Socialists, however, can also observe that hiring out as the world enforcer is opposed to the interests of U.S. and foreign workers and to the prospects for a more just and democratic society here and elsewhere. Thus the Gulf crisis—and future conflicts of this sort, which will proliferate—allow for strange coalitions that agree on short term goals of disengagement and nonintervention but diverge sharply on ultimate motivations and long-term purposes.
Abbreviations: “MGW”: Manchester Guardian Weekly (London); “E”: The Economist (London); “NYT”: The New York Times.
1. Iraq would be destroyed; Kuwait and Saudi Arabia would suffer serious damage (and they are not paying for the U.S. to blow up their oil wells); and Bush’s popularity and the U.S. economy would suffer as a war dragged on. That does not mean war will not occur. Leaders can be irrational. Saddam Hussein dearly miscalculated the risks of his invasion arid, if my analysis is correct. the U.S. policy of intervention is against U.S. interests. back to text <#R1>
2. Those interested in the social theory might see Milton Fisk, “The Concept of Primacy in Historical Explanation,” Analyse & Kritik 4 (1982): 182-96; the view is set out at length in his The Stale and Justice (Cambridge: Cambridge University Press, 1989). back to text <#R2>
3. Friedman’s piece is one of the most astute materialist analyses ever published in the pages of the NYT it is worth study. back to text <#R3>

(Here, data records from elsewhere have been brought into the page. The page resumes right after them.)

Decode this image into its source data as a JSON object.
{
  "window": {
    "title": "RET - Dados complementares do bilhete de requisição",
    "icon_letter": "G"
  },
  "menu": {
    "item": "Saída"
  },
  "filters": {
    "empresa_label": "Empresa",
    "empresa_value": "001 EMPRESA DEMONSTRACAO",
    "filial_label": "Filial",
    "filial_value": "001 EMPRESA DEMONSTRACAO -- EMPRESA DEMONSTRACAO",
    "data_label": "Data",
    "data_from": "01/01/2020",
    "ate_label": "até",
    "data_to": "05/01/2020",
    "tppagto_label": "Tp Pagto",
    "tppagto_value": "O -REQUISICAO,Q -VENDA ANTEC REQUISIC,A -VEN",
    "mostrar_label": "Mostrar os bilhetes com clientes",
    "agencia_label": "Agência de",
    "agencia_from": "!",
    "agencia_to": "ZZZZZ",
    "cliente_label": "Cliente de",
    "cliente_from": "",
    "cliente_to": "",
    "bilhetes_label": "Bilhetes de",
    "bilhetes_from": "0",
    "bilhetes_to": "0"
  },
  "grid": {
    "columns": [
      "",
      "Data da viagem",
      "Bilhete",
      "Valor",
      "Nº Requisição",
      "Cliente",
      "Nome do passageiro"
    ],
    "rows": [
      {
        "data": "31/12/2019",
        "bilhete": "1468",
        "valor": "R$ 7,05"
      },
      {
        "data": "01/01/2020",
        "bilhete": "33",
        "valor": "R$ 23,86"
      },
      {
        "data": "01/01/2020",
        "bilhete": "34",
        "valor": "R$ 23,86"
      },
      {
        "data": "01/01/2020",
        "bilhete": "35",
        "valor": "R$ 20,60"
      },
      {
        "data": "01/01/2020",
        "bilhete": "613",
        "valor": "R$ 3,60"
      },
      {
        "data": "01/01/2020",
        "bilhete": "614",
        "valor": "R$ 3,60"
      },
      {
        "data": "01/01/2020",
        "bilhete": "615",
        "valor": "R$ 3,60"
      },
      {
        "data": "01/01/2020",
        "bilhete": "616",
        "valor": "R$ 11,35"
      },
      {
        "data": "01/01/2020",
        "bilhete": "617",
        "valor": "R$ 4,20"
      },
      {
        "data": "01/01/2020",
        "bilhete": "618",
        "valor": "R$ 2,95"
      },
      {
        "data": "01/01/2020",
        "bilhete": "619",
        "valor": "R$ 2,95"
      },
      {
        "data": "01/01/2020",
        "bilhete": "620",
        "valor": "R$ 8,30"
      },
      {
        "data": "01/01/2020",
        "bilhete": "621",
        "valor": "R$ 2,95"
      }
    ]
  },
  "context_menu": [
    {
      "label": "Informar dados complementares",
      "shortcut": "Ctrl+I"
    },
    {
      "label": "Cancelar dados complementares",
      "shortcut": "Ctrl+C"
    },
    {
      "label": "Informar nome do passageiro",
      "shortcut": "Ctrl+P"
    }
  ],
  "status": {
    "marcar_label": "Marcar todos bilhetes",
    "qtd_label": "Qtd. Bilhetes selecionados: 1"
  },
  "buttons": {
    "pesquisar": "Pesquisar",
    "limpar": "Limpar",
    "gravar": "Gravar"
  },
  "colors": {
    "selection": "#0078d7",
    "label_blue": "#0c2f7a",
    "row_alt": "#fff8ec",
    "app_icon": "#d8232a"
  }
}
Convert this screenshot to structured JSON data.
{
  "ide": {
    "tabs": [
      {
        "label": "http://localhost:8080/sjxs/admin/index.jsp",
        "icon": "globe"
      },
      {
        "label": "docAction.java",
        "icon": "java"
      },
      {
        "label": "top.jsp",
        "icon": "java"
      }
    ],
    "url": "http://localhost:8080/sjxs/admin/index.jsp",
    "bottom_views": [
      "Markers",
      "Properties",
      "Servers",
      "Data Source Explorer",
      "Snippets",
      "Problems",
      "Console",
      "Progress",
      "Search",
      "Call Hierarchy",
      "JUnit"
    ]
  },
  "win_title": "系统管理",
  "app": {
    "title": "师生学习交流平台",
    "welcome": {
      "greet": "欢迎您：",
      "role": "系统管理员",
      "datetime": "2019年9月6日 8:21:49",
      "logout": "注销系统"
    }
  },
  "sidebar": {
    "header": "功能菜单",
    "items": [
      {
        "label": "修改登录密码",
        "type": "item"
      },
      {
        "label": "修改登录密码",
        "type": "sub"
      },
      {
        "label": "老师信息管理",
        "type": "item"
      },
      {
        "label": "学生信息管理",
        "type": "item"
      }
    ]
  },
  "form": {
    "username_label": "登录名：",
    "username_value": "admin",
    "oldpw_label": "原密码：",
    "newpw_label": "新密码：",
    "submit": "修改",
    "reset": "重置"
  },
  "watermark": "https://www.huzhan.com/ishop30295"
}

4. Saddam Hussein doubtless hoped to exert diplomatic-military pressure on the Saudis from bases in Kuwait, to keep oil prices somewhat higher. But while he is capable of miscalculating, he is not foolish, and he knew that an attack on Saudi Arabia would have run a higher risk of war than he could chance. back to text <#R4>
5. If my account (below) of the economic background to the Gulf crisis, in terms of the globalization of capital, is correct, the economic background of the irrational U.S. intervention in Vietnam will be different;, because in the 1960s and early 1970s the process of internationalization was far less advanced. I do not offer such a background explanation of the Vietnam War here. It would be an interesting historical project to develop one. back to text <#R5>
6. John McNaughton, “Draft for MacNamara on ‘Proposed Course of Action,’” March 24, 1964, The Pentagon Papers, ed. James Greenfield (New York: Bantam, 1971), 432. back to text <#R6>
7. Joshua Cohen and Joel Rogers, “’Reaganism’ After Reagan,” Socialist Register 1988: Problems of Socialist Renewal East and West (London: Merlin, 1988):392,95. back to text <#R7>
8. Thus, domestically, the HUD scandals (remember them?) and the S&L crisis, and in foreign policy, the Iran-Contra Affair and the Star Wars boondoggle. back to text <#R8>